Over the past few years, the world has made some great strides in the acceptance of LGBTQ individuals. Same-sex marriage was legalized in the United States in 2015, same-sex adoption was legalized in all 50 states in 2016 and the transgender military ban was lifted in 2016.
Meanwhile, more than two dozen countries now recognize same-sex marriage, according to the Pew Research Center.
And now new research has revealed that gay men no longer experience a negative pay discrepancy when compared with demographically similar straight men. In fact, gay men appear to have reached a 10-percent earning premium — meaning they earn more than their straight-male counterparts.
The lead researcher for this study, Christopher (Kitt) Carpenter, professor of economics at Vanderbilt University in Nashville, Tenn., examined available data on self-identified gay men, which is harder than it sounds.
Not only is the overall self-identified LGBTQ population small, approximately 2 percent to 3 percent, but surveys haven’t asked about individual’s sexual orientation until very recently, said Carpenter.
For this study, he examined data from the nationally representative National Health Interview Survey, which began including sexual orientation in its questionnaires in 2013.
“For the past 15 years, I’ve been crunching numbers from every single data set I can find that credibly identifies LGBTQ individuals and their economic details. And for more than 20 years, studies have all concluded that gay men, when compared with straight men who come from similar economic backgrounds, earned approximately 5 to 10 percent less. This is the first study that has shown the opposite may now be true.”
The 10-percent premium surprised Carpenter and his co-author so much that they ran extra tests to determine if this earning premium was a coincidence.
All previous literature points to gay men earning less. But test after test revealed the same thing: Gay men are earning more than demographically similar straight men.
“This finding has raised more questions than answers,” Carpenter said. “What helped the pay scales tip in favor of gay men — is it new legislation, or perhaps greater acceptance of LGBTQ folks? If this is the case, the implications of this study are to look closely at what is it about the nature of the workplace that has changed. If it’s anti-harassment and discrimination policies that’s great and should certainly be evaluated closer.”
Scholars have long thought that sexual-orientation minorities spend a lot of time and energy closeting themselves, he added. “They spend time worrying about whether their colleagues are wondering about them, or, if outed, will they be fired? This means that LGBTQ folks can’t perform to their full potential. Anti-discrimination and harassment policies are catalysts to change this. Creating safe spaces for LGBTQ folks to just be themselves will only foster a more productive environment in and out of work.”
Carpenter hopes that these results will compel HR leaders to review and refine their own compensation policies and procedures because there’s still an enormous amount of evidence that points to the nature of discrimination in the workplace.
For instance, a recent study conducted in India found that discrimination against LGBTQ individuals may cost the country an upwards of $32 billion a year in lost economic output.

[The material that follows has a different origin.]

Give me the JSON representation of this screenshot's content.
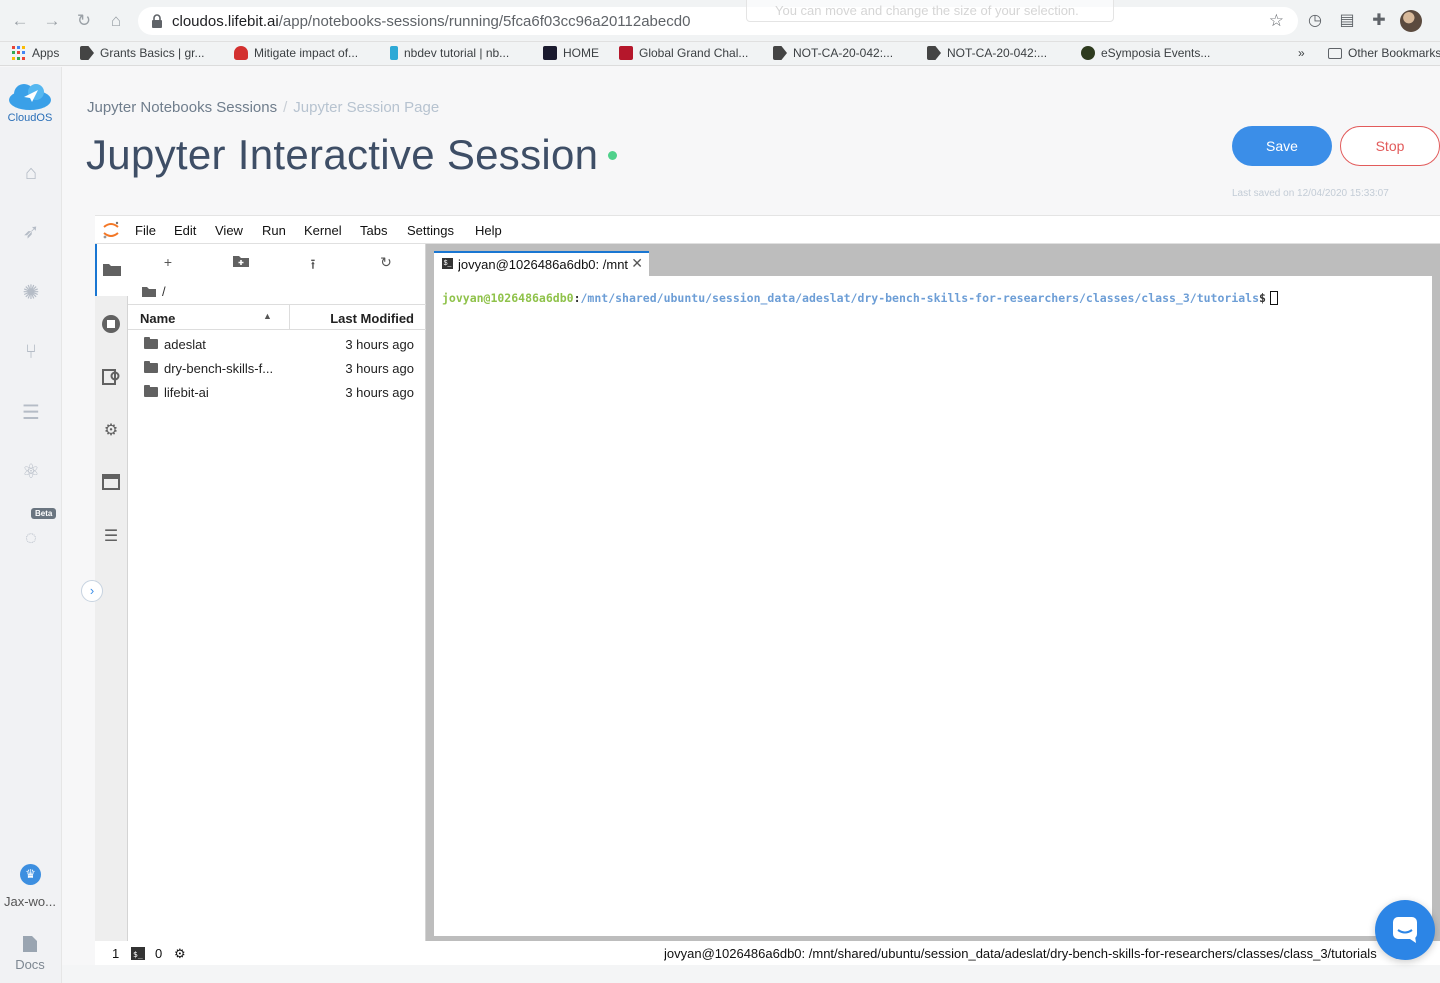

That type of loss certainly isn’t in the best interest of anyone.